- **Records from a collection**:
********

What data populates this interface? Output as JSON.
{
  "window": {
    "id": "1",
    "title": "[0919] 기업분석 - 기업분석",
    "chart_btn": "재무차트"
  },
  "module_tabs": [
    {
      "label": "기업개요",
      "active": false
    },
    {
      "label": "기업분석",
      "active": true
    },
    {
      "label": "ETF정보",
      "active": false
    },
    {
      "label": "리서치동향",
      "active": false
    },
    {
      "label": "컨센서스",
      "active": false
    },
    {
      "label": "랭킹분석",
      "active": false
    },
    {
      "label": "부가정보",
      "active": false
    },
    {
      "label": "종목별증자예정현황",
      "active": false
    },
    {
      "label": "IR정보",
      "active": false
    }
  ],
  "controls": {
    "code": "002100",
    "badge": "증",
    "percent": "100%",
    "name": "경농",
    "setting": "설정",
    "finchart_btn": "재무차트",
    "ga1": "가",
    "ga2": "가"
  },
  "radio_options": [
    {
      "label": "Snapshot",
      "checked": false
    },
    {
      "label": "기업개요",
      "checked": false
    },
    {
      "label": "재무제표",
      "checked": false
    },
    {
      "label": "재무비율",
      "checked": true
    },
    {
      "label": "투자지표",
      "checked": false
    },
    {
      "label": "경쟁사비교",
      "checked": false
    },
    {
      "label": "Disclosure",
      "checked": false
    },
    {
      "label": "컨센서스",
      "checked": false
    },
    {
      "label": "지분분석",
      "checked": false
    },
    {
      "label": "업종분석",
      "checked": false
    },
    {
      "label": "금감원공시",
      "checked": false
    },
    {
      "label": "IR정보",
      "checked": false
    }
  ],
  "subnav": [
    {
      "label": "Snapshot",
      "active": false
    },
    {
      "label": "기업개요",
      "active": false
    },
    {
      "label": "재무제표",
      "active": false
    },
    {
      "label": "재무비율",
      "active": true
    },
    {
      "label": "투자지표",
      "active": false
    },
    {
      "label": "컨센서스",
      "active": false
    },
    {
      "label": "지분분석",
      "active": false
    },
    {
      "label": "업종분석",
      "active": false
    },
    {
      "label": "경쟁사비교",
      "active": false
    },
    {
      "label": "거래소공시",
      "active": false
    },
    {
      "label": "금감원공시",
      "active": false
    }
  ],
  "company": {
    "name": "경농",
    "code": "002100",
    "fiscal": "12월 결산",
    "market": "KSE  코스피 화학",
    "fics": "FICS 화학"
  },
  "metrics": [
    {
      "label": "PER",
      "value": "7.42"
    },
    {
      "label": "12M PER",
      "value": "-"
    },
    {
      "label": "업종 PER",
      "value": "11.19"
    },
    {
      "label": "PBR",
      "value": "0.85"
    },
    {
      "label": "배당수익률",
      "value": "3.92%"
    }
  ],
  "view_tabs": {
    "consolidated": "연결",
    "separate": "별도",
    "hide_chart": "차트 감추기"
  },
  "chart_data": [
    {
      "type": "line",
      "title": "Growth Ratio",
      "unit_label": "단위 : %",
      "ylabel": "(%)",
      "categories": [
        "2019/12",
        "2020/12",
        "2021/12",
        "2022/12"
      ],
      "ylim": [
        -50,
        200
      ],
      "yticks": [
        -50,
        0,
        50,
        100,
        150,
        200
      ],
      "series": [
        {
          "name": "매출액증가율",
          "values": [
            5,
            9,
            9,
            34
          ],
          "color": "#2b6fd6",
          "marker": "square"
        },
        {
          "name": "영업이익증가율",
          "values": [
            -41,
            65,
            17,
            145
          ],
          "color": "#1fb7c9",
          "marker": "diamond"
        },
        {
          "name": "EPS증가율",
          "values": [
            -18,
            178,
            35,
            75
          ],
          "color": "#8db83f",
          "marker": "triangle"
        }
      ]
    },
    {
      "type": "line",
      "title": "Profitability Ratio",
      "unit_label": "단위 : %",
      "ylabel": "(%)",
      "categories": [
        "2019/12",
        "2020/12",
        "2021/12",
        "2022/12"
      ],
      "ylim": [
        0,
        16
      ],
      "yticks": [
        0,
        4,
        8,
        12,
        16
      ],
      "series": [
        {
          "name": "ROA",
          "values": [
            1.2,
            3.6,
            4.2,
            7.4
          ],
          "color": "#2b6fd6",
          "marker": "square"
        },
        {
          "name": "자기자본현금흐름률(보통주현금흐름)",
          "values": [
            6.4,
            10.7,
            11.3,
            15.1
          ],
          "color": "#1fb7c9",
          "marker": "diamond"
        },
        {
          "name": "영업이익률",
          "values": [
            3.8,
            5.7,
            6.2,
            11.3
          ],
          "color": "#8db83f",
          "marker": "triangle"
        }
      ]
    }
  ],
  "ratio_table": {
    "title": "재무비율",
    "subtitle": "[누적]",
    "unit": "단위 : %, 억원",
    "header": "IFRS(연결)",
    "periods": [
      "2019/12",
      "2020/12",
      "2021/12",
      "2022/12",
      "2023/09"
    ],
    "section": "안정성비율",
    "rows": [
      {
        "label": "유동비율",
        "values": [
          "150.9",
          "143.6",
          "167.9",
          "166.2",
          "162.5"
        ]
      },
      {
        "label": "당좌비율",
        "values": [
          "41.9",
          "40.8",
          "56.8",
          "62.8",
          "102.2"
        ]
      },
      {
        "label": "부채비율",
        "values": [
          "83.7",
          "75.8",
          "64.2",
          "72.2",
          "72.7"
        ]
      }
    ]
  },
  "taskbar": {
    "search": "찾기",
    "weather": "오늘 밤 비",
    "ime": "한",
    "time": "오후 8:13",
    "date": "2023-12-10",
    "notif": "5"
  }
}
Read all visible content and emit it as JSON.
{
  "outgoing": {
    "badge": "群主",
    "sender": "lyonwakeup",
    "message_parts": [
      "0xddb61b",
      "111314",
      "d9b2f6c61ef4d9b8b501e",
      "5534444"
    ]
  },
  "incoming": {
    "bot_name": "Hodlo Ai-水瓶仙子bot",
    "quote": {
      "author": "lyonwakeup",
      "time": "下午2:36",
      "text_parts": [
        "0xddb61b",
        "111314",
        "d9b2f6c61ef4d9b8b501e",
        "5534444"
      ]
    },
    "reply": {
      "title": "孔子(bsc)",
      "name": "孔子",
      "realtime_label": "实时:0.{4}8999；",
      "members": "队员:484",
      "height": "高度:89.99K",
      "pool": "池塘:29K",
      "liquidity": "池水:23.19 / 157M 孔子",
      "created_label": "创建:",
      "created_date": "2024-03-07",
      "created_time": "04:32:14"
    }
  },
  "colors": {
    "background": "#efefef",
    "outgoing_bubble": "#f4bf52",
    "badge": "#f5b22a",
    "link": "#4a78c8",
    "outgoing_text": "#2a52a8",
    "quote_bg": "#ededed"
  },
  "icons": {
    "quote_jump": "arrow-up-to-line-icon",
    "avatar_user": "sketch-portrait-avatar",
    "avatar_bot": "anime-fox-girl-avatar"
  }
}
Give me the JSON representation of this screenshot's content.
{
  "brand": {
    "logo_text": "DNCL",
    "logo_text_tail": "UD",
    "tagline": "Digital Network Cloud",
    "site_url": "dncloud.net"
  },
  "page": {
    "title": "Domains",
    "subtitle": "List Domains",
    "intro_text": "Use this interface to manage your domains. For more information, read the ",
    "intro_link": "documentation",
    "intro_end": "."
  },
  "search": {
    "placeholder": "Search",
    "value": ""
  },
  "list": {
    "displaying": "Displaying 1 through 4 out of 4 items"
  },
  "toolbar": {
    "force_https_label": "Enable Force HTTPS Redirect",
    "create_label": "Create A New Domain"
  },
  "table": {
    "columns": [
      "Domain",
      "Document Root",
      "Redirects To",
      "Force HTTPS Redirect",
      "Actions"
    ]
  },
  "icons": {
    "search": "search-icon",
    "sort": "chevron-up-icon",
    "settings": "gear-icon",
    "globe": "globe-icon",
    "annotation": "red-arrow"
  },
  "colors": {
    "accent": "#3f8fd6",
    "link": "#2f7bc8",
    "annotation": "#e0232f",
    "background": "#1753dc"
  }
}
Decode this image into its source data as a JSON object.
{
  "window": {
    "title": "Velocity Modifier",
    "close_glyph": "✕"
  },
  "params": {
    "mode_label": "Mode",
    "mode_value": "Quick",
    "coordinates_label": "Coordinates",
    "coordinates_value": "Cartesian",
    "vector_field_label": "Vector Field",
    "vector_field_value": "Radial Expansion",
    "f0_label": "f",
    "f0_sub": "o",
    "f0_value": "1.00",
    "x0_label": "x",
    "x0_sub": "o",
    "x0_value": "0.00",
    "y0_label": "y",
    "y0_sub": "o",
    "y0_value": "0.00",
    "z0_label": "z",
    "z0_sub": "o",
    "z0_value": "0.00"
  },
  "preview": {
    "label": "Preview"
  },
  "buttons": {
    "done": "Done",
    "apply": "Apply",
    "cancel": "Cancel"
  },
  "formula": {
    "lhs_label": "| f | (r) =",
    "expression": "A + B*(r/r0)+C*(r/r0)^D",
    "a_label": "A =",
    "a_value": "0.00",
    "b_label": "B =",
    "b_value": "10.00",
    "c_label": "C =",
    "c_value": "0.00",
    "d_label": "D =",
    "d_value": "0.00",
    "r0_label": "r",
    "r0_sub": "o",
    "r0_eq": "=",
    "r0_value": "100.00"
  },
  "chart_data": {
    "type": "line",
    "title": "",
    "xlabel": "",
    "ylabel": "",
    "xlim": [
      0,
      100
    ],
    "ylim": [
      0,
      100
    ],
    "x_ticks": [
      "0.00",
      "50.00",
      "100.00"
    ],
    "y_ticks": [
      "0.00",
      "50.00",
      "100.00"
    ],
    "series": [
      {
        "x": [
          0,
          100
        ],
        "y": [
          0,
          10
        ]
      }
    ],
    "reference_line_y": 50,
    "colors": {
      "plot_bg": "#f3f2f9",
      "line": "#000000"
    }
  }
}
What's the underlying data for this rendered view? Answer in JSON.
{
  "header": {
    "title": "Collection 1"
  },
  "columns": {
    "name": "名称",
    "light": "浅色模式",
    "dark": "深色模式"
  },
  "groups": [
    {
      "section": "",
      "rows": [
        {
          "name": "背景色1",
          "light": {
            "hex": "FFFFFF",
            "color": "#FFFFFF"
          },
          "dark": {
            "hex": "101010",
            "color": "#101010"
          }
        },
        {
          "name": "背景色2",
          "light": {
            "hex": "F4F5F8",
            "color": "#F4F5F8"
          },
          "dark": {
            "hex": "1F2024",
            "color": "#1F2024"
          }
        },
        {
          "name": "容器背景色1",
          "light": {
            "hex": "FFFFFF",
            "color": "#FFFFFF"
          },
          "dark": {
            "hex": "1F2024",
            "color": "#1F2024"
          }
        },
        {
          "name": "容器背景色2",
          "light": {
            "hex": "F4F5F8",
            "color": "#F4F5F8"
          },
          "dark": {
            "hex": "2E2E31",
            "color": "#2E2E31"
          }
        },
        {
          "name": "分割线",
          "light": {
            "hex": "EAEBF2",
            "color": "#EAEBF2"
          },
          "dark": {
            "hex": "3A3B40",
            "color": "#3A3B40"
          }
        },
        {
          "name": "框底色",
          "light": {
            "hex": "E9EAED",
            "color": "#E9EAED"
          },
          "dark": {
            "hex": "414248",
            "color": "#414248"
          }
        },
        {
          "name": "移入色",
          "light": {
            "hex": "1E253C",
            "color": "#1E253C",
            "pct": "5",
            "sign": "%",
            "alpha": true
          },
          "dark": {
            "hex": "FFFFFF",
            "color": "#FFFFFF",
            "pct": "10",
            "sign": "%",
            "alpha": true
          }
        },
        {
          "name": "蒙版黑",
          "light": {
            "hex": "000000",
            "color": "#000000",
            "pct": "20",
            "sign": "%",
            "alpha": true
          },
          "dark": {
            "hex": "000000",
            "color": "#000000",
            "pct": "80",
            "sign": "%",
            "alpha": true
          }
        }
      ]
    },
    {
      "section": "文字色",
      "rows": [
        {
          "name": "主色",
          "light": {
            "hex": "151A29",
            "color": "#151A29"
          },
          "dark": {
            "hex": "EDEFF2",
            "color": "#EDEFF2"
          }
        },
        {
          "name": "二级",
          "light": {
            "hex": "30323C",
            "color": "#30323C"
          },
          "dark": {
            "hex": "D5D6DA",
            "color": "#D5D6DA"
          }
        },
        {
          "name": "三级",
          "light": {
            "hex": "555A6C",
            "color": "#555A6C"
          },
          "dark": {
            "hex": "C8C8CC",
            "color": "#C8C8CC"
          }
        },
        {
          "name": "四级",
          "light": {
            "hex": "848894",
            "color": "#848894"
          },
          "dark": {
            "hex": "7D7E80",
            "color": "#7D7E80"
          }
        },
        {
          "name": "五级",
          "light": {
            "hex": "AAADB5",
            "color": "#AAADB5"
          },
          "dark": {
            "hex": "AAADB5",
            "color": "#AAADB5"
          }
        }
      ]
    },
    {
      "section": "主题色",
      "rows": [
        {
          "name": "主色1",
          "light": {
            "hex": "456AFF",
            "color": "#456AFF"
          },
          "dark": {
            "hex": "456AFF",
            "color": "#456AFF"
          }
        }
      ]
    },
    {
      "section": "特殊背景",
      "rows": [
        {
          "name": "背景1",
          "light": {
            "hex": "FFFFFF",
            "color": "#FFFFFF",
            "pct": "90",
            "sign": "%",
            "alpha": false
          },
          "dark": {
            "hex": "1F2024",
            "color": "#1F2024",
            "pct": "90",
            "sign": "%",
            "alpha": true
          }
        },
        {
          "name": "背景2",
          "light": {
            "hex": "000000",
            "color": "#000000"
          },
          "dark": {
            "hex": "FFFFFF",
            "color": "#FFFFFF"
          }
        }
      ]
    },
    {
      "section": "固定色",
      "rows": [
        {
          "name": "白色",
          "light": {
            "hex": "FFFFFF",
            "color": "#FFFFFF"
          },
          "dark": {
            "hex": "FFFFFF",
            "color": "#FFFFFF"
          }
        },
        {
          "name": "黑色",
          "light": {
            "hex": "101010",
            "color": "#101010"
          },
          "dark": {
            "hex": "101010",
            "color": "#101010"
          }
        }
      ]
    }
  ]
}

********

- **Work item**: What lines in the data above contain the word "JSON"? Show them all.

- **Task answer**:
What data populates this interface? Output as JSON.
Read all visible content and emit it as JSON.
Give me the JSON representation of this screenshot's content.
Decode this image into its source data as a JSON object.
What's the underlying data for this rendered view? Answer in JSON.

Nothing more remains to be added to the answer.